Pharmacist - Formulist
Expert in phytotherapy
Who is it?
The pilosella (Hieracium pilosella), with an apparently innocent and light-hearted name, is a phytotherapeutic superhero that offers all of itself for the good of dogs and cats. For their well-being, the whole plant is used and not just one or some parts.
This composite belongs to the same family as the dandelion, albeit of a more minute size, to which it resembles mainly due to its yellow flower.
The first to notice and point out the superpowers of the pilosella, recognizing it as a heroine and not a normal citizen, was Saint Hildegarda in the twelfth century, who agreed to use it for medical purposes.
Embellished with inulin and tannins, flavonoids, caffeic and chlorogenic acid, the pilosella helps to soothe different needs.
The main action for which it is called to work is the diuretic one, in which it is particularly capable if it is fresh and not dried.
The pilosella also promotes the elimination through the urine of uric acid and chlorine, as well as having antiseptic properties and promoting the reparative processes at the level of the bladder mucosa. Possessing an antibiotic activity, the pilosella mercilessly kills the bacterium which, in cases of kidney failure or urinary duct stones, irritates the dog or cat, with a real antibiotic activity.
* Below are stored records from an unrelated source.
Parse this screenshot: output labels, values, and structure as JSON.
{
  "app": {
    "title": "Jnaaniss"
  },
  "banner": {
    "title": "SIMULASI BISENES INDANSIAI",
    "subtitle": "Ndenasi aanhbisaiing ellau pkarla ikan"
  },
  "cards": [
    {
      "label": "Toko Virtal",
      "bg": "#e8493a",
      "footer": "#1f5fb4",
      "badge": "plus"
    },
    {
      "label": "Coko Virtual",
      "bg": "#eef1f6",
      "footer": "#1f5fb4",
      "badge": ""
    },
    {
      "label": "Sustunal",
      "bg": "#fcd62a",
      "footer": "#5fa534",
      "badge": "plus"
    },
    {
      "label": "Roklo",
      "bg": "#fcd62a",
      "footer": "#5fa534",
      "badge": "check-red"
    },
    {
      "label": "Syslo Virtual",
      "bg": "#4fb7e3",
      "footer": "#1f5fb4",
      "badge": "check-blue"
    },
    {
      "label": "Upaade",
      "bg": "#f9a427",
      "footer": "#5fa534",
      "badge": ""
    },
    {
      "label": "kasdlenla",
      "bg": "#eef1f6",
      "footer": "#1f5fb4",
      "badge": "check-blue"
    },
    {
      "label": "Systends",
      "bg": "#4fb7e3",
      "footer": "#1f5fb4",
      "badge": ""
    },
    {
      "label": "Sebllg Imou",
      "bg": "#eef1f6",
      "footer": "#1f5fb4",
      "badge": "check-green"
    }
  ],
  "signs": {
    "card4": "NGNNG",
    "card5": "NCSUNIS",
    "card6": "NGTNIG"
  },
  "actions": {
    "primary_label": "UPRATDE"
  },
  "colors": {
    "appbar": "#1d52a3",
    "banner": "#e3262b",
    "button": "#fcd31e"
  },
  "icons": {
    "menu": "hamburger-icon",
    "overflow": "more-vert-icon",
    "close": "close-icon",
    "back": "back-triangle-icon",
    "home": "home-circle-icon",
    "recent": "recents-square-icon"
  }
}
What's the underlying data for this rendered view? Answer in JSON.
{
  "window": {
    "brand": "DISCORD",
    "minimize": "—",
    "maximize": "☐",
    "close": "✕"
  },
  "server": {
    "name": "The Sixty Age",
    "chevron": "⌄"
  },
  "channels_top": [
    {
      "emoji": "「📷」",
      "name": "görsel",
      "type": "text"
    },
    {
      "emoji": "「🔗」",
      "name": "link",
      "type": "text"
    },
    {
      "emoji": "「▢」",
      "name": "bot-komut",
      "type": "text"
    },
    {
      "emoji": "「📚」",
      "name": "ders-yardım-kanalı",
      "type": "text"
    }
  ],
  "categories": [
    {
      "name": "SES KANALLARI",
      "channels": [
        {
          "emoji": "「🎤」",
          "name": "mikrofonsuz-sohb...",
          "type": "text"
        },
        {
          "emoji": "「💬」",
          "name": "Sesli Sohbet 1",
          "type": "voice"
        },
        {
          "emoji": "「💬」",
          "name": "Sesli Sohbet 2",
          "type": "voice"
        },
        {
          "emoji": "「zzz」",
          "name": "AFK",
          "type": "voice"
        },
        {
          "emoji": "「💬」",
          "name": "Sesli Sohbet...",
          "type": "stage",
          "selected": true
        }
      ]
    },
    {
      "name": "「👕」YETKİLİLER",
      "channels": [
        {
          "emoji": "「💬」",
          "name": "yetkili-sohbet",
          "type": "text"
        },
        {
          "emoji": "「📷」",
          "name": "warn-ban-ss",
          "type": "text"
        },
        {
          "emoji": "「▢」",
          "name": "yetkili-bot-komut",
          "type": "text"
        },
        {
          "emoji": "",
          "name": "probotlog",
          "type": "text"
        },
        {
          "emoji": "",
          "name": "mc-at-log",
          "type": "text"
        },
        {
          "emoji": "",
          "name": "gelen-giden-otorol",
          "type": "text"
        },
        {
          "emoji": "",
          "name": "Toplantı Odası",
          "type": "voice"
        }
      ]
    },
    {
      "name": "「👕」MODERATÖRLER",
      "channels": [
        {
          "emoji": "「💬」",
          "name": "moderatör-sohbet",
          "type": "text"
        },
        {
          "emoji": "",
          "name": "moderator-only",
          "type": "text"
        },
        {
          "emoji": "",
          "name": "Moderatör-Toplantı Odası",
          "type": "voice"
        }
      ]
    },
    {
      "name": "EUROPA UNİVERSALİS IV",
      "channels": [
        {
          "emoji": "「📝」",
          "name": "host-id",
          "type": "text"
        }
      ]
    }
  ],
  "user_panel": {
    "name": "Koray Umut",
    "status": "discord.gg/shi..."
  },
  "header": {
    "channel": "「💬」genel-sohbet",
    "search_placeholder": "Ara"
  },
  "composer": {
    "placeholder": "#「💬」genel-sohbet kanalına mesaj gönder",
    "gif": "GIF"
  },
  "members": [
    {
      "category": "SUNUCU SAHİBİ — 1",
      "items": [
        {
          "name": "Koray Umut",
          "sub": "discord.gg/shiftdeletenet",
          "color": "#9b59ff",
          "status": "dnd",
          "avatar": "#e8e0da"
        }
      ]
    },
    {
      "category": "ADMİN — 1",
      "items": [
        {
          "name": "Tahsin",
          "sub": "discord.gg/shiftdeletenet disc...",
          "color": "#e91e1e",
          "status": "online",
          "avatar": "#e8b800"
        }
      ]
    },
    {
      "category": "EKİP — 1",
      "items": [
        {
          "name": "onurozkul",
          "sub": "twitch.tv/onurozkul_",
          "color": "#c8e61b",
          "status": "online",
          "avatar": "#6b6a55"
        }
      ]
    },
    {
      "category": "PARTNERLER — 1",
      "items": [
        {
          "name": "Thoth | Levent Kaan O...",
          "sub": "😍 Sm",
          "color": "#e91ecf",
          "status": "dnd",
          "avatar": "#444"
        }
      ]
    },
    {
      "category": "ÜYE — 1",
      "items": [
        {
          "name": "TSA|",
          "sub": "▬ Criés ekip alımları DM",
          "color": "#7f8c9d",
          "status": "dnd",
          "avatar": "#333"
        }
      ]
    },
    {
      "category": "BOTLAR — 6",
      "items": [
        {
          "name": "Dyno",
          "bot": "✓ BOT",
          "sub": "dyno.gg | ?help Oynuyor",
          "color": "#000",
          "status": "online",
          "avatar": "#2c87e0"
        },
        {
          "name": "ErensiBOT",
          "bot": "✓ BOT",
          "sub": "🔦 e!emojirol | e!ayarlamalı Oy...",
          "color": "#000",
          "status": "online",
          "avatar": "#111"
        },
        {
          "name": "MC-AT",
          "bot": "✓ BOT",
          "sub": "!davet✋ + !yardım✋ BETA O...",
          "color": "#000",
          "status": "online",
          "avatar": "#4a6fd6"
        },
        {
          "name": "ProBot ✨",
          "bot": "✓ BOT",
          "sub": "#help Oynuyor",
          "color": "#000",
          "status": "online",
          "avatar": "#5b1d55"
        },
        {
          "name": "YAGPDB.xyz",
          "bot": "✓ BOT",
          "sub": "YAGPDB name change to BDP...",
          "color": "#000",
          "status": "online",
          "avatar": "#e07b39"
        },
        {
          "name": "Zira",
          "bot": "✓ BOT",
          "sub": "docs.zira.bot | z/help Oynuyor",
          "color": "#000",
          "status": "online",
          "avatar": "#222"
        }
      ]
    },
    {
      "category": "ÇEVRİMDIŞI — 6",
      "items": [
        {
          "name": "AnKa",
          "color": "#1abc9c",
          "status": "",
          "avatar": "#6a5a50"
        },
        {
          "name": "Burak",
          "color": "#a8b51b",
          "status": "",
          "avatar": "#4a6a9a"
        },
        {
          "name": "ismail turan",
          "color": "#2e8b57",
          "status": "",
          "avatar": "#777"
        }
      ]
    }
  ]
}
The pilosella is not denied to anyone and finds bread for its teeth also in the treatment of cystitis and struvite stones which, due to their rough surface, can damage the cat's urethra and make him lose blood from the urine. The pilosella in these cases favors the healing processes, an action that sees it present both in internal bleeding as in this case, and in external ones.
Close to femininity, pilosella is also useful in cases of overweight or cellulite, while tannins, in addition to allowing it to carry out the previously mentioned tasks, give it astringent properties.
The pilosella has bacteriostatic activity, limiting bacterial replication, and fights colibacillosis, the pathology caused by Escherichia coli.
However, she does not waste herself and lends her hand, on the contrary she offers herself all, in its ineffable qualities, to the liver, causing an increase in bile secretion and contraction of the gallbladder (choleretic and cholagogue activity).
In folk medicine, the dried leaves of pilosella helped to stop epistaxis, or the loss of nosebleeds, while in herbal teas, in addition to the astringent effect, it was useful for sore throats.
Where to find it
Pelosetta and jaunty, the pilosella hops from one bag to another to indulge and make its very important contribution: from the FORZA10 Renal Active, both for dogs and cats , to the Urinary Active only for cats, without forgetting the corresponding foods, wet, from the Actiwet line.
The pilosella, also called piloselle in French, derives its name from the Latin pilosus, or hairy, a description due to its leaves, covered by a light down. In France, however, it is also called oreille de souris, or mouse ears, a common name translated slavishly also in English, where it is called mouse ear. Also in this case the reason for the choice lies in the leaves, but this time because of their particular shape.